we should all chip in a water molecule or two and the second author becomes "the CCP4 community"….
On 27 Mar 2013, at 17:22, Antony Oliver <[log in to unmask]
At the risk of being somewhat cheeky - perhaps I could claim second author?
I too have successfully solved the structure - and I totally concur with Phil.
Placing a second molecule in the asymmetric unit, essentially resolves the perceived R-factor problem.
A good thorough manual inspection and rebuilding is *ALWAYS* good practice for newcomers to the field.
On 27 Mar 2013, at 17:14, Petr Leiman <[log in to unmask]>
Since this is now public domain knowledge and if this gets ever published, Phil has my vote to be the first author!
On Mar 27, 2013, at 6:09 PM, Phil Jeffrey wrote:
That's quite brave - shipping your entire structure to people that could be actual competitors. But it was fun to play at 1.4 Angstrom over lunch.
* not everyone loves 12Mb of attachments in one email in their inbox, so if you do this again please put the files on a webserver and point us there
* the map looks pretty good, but I think the sequence is misassigned in some regions (e.g. A118-A122 etc). Automation is a good tool but a poor master, and extreme caution is required before taking the results too literally. Usually you'd expect a 1.4 Angstrom to be easy to autobuild but I recently had a sequence misassignment at just that resolution. That map was trivial to interpret with the correct sequence however - one of the joys of working with Arp/wArp at 1.4 Angstrom.
* the large number of positive difference density blobs and water molecules clustered in what otherwise would be the solvent void strongly suggest that there's a second molecule present.
If I take redfluorescentprotein_refine_10.pdb (waters removed) and exptl_fobs_phases_freeR_flags.mtz and ask Phaser to look for two molecules, it finds them quite successfully. (for the record an LLG of 15111 using nominal sequence identity of 90%). I will send this to you off-list. Please note that Phaser is using a different origin for this molecular replacement solution so the coordinates and your previous map do not overlap.
This rather nicely explains why your structure had an R-factor in the 40's despite being a half-way decent model. The new MR solution has an R-free in the 30's in the phenix.refine job I'm running right now.

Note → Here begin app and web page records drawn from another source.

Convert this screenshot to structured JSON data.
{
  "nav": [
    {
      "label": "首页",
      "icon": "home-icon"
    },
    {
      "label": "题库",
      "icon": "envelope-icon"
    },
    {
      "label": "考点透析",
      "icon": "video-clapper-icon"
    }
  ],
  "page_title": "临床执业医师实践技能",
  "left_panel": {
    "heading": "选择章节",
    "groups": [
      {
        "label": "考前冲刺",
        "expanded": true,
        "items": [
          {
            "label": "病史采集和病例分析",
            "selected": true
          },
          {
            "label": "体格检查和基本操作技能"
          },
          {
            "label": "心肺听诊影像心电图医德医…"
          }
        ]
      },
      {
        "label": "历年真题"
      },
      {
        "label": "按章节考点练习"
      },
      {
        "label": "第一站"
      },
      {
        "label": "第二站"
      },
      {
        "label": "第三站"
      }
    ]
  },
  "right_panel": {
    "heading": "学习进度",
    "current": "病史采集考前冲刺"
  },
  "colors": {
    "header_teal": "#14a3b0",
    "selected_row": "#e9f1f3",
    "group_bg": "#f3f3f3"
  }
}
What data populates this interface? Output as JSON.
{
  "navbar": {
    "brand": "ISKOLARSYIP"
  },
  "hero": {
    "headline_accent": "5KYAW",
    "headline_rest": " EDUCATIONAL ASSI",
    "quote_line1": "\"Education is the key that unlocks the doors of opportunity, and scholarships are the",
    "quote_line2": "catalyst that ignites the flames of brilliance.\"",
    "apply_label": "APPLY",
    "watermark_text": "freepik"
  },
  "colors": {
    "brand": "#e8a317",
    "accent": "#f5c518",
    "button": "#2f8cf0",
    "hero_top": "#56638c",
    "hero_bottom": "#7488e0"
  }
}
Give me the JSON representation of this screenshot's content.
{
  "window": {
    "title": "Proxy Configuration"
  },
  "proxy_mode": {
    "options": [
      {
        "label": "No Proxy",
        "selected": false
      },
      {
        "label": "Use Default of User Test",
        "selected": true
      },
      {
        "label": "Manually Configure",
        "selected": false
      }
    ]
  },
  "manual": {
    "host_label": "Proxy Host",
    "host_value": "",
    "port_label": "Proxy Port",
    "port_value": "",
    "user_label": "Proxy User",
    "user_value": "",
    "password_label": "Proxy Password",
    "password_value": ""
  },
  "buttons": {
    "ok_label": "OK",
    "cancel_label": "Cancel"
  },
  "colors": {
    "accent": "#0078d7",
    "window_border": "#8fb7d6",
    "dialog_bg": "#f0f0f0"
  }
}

Going forward I suggest you utilize the Arp/wArp program to autobuild your structure for you, starting from the molecular replacement solution (or, perhaps with it stripped to ALA). While you could use Autobuild, this is the CCP4 list and so you should use CCP4 programs.
On 3/27/13 12:22 PM, Tom Van den Bergh wrote:
Dear members of ccp4bb,
I need some help with the refinement of my structure of a variant of
mRFP (monomer red fluorescent protein, sequence in attachment). I have
done molecular replacement with phaser with model 2VAD of protein
database. Then i have done some model building phenix.autobuild. (2
pdb's (overall...), freeR flags and log file attached) When i refine
with phenix.refine my structure i get a R-value of 0,42 which is still
way too high. (redfluorescent protein.pdb, .mtz and logfile attached)
When i look at the structure in coot i find many unmodelled blobs and
many outliers in density analysis and rotamer analysis. The problem is
that there are so many problems with my structure, that i dont know
where to begin. Could you try some refinement for me, because this is
first structure that i need to solve as a student and i dont have too
many experience with it.
Roberto A. Steiner
Randall Division of Cell and Molecular Biophysics
King's College London[log in to unmask]
New Hunt's House
Phone 0044 20 78488216
Fax 0044 20 78486435